▸ PROVIDED RECORDS
• • •

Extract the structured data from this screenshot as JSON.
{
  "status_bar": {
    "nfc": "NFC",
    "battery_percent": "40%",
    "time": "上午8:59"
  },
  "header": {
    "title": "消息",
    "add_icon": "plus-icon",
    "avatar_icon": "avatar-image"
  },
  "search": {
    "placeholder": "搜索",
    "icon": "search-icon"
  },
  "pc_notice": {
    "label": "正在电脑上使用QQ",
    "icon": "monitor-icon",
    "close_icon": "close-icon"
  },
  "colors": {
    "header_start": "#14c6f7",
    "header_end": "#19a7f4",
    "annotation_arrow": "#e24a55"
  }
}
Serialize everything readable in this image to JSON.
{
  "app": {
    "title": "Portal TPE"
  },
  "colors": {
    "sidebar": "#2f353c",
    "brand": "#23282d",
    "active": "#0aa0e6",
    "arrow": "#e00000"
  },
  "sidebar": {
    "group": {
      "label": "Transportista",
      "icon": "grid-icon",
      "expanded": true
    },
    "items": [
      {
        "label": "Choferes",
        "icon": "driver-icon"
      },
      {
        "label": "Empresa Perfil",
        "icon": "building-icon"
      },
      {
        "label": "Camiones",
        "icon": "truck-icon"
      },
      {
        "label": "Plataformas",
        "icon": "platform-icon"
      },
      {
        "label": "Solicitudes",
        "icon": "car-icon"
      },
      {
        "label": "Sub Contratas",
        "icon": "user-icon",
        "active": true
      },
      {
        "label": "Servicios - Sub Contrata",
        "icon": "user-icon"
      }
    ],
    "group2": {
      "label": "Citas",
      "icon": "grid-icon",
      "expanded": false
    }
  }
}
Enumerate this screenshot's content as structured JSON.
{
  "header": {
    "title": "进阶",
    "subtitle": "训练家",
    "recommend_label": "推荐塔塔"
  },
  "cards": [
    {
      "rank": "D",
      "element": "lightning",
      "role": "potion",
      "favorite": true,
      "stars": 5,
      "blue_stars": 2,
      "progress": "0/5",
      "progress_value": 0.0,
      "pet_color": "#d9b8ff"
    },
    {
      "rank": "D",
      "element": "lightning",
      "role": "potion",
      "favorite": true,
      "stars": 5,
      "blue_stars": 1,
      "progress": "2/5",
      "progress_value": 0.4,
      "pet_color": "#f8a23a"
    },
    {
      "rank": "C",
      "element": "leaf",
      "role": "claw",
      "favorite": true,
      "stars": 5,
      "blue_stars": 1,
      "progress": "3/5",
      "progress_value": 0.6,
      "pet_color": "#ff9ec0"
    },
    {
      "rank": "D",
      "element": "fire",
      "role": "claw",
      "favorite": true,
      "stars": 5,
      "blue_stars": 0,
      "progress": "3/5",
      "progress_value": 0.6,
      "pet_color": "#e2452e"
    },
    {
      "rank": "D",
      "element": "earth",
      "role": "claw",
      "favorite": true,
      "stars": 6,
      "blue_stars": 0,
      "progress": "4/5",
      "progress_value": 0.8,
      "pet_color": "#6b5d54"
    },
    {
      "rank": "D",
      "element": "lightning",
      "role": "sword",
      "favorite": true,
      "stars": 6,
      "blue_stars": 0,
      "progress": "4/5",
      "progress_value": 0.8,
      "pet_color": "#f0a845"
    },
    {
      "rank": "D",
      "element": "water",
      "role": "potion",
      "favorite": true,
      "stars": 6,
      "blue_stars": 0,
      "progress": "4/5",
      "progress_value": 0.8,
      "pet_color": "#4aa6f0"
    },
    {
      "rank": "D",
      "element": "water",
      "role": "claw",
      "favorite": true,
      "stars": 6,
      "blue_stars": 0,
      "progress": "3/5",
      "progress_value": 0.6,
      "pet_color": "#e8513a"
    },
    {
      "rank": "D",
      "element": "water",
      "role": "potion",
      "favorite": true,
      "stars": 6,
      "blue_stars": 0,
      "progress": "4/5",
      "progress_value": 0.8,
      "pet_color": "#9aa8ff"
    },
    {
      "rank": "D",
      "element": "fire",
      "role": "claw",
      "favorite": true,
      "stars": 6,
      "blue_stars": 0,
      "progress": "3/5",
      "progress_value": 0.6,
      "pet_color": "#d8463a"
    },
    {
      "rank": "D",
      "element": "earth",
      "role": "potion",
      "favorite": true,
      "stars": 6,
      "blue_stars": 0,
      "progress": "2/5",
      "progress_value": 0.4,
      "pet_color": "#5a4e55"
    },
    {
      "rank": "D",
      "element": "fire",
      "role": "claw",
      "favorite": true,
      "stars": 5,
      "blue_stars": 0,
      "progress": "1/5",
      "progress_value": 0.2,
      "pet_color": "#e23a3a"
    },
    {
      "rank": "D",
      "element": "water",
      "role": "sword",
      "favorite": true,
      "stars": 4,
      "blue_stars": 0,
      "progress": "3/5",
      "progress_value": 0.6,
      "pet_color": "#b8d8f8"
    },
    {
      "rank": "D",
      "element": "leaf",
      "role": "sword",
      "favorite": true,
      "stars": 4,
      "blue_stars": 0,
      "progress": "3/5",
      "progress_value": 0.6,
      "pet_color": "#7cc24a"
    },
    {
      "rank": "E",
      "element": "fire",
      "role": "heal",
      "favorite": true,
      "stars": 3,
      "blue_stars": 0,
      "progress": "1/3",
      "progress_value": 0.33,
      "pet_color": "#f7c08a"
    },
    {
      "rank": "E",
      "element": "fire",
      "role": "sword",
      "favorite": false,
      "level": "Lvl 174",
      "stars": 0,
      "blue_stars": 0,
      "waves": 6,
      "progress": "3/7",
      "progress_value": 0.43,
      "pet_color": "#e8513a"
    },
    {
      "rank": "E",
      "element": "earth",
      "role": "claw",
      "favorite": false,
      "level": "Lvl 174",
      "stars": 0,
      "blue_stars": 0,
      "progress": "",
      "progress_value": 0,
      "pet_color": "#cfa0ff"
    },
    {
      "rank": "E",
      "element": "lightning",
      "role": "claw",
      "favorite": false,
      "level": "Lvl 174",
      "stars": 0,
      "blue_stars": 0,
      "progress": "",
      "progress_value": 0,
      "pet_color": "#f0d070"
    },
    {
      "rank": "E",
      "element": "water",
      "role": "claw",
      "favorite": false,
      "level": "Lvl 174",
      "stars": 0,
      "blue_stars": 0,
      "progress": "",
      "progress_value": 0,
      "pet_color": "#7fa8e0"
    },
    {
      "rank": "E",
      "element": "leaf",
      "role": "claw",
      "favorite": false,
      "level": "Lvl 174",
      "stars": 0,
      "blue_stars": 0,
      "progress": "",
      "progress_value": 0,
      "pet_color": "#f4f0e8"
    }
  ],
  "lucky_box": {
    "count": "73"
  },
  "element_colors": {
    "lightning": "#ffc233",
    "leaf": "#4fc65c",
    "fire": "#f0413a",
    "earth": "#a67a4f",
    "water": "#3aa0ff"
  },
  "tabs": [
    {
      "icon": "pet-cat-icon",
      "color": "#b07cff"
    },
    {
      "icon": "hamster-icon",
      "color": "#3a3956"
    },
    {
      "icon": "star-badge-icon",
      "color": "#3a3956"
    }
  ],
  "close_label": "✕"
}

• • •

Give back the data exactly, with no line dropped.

Extract the structured data from this screenshot as JSON.
{
  "status_bar": {
    "nfc": "NFC",
    "battery_percent": "40%",
    "time": "上午8:59"
  },
  "header": {
    "title": "消息",
    "add_icon": "plus-icon",
    "avatar_icon": "avatar-image"
  },
  "search": {
    "placeholder": "搜索",
    "icon": "search-icon"
  },
  "pc_notice": {
    "label": "正在电脑上使用QQ",
    "icon": "monitor-icon",
    "close_icon": "close-icon"
  },
  "colors": {
    "header_start": "#14c6f7",
    "header_end": "#19a7f4",
    "annotation_arrow": "#e24a55"
  }
}
Serialize everything readable in this image to JSON.
{
  "app": {
    "title": "Portal TPE"
  },
  "colors": {
    "sidebar": "#2f353c",
    "brand": "#23282d",
    "active": "#0aa0e6",
    "arrow": "#e00000"
  },
  "sidebar": {
    "group": {
      "label": "Transportista",
      "icon": "grid-icon",
      "expanded": true
    },
    "items": [
      {
        "label": "Choferes",
        "icon": "driver-icon"
      },
      {
        "label": "Empresa Perfil",
        "icon": "building-icon"
      },
      {
        "label": "Camiones",
        "icon": "truck-icon"
      },
      {
        "label": "Plataformas",
        "icon": "platform-icon"
      },
      {
        "label": "Solicitudes",
        "icon": "car-icon"
      },
      {
        "label": "Sub Contratas",
        "icon": "user-icon",
        "active": true
      },
      {
        "label": "Servicios - Sub Contrata",
        "icon": "user-icon"
      }
    ],
    "group2": {
      "label": "Citas",
      "icon": "grid-icon",
      "expanded": false
    }
  }
}
Enumerate this screenshot's content as structured JSON.
{
  "header": {
    "title": "进阶",
    "subtitle": "训练家",
    "recommend_label": "推荐塔塔"
  },
  "cards": [
    {
      "rank": "D",
      "element": "lightning",
      "role": "potion",
      "favorite": true,
      "stars": 5,
      "blue_stars": 2,
      "progress": "0/5",
      "progress_value": 0.0,
      "pet_color": "#d9b8ff"
    },
    {
      "rank": "D",
      "element": "lightning",
      "role": "potion",
      "favorite": true,
      "stars": 5,
      "blue_stars": 1,
      "progress": "2/5",
      "progress_value": 0.4,
      "pet_color": "#f8a23a"
    },
    {
      "rank": "C",
      "element": "leaf",
      "role": "claw",
      "favorite": true,
      "stars": 5,
      "blue_stars": 1,
      "progress": "3/5",
      "progress_value": 0.6,
      "pet_color": "#ff9ec0"
    },
    {
      "rank": "D",
      "element": "fire",
      "role": "claw",
      "favorite": true,
      "stars": 5,
      "blue_stars": 0,
      "progress": "3/5",
      "progress_value": 0.6,
      "pet_color": "#e2452e"
    },
    {
      "rank": "D",
      "element": "earth",
      "role": "claw",
      "favorite": true,
      "stars": 6,
      "blue_stars": 0,
      "progress": "4/5",
      "progress_value": 0.8,
      "pet_color": "#6b5d54"
    },
    {
      "rank": "D",
      "element": "lightning",
      "role": "sword",
      "favorite": true,
      "stars": 6,
      "blue_stars": 0,
      "progress": "4/5",
      "progress_value": 0.8,
      "pet_color": "#f0a845"
    },
    {
      "rank": "D",
      "element": "water",
      "role": "potion",
      "favorite": true,
      "stars": 6,
      "blue_stars": 0,
      "progress": "4/5",
      "progress_value": 0.8,
      "pet_color": "#4aa6f0"
    },
    {
      "rank": "D",
      "element": "water",
      "role": "claw",
      "favorite": true,
      "stars": 6,
      "blue_stars": 0,
      "progress": "3/5",
      "progress_value": 0.6,
      "pet_color": "#e8513a"
    },
    {
      "rank": "D",
      "element": "water",
      "role": "potion",
      "favorite": true,
      "stars": 6,
      "blue_stars": 0,
      "progress": "4/5",
      "progress_value": 0.8,
      "pet_color": "#9aa8ff"
    },
    {
      "rank": "D",
      "element": "fire",
      "role": "claw",
      "favorite": true,
      "stars": 6,
      "blue_stars": 0,
      "progress": "3/5",
      "progress_value": 0.6,
      "pet_color": "#d8463a"
    },
    {
      "rank": "D",
      "element": "earth",
      "role": "potion",
      "favorite": true,
      "stars": 6,
      "blue_stars": 0,
      "progress": "2/5",
      "progress_value": 0.4,
      "pet_color": "#5a4e55"
    },
    {
      "rank": "D",
      "element": "fire",
      "role": "claw",
      "favorite": true,
      "stars": 5,
      "blue_stars": 0,
      "progress": "1/5",
      "progress_value": 0.2,
      "pet_color": "#e23a3a"
    },
    {
      "rank": "D",
      "element": "water",
      "role": "sword",
      "favorite": true,
      "stars": 4,
      "blue_stars": 0,
      "progress": "3/5",
      "progress_value": 0.6,
      "pet_color": "#b8d8f8"
    },
    {
      "rank": "D",
      "element": "leaf",
      "role": "sword",
      "favorite": true,
      "stars": 4,
      "blue_stars": 0,
      "progress": "3/5",
      "progress_value": 0.6,
      "pet_color": "#7cc24a"
    },
    {
      "rank": "E",
      "element": "fire",
      "role": "heal",
      "favorite": true,
      "stars": 3,
      "blue_stars": 0,
      "progress": "1/3",
      "progress_value": 0.33,
      "pet_color": "#f7c08a"
    },
    {
      "rank": "E",
      "element": "fire",
      "role": "sword",
      "favorite": false,
      "level": "Lvl 174",
      "stars": 0,
      "blue_stars": 0,
      "waves": 6,
      "progress": "3/7",
      "progress_value": 0.43,
      "pet_color": "#e8513a"
    },
    {
      "rank": "E",
      "element": "earth",
      "role": "claw",
      "favorite": false,
      "level": "Lvl 174",
      "stars": 0,
      "blue_stars": 0,
      "progress": "",
      "progress_value": 0,
      "pet_color": "#cfa0ff"
    },
    {
      "rank": "E",
      "element": "lightning",
      "role": "claw",
      "favorite": false,
      "level": "Lvl 174",
      "stars": 0,
      "blue_stars": 0,
      "progress": "",
      "progress_value": 0,
      "pet_color": "#f0d070"
    },
    {
      "rank": "E",
      "element": "water",
      "role": "claw",
      "favorite": false,
      "level": "Lvl 174",
      "stars": 0,
      "blue_stars": 0,
      "progress": "",
      "progress_value": 0,
      "pet_color": "#7fa8e0"
    },
    {
      "rank": "E",
      "element": "leaf",
      "role": "claw",
      "favorite": false,
      "level": "Lvl 174",
      "stars": 0,
      "blue_stars": 0,
      "progress": "",
      "progress_value": 0,
      "pet_color": "#f4f0e8"
    }
  ],
  "lucky_box": {
    "count": "73"
  },
  "element_colors": {
    "lightning": "#ffc233",
    "leaf": "#4fc65c",
    "fire": "#f0413a",
    "earth": "#a67a4f",
    "water": "#3aa0ff"
  },
  "tabs": [
    {
      "icon": "pet-cat-icon",
      "color": "#b07cff"
    },
    {
      "icon": "hamster-icon",
      "color": "#3a3956"
    },
    {
      "icon": "star-badge-icon",
      "color": "#3a3956"
    }
  ],
  "close_label": "✕"
}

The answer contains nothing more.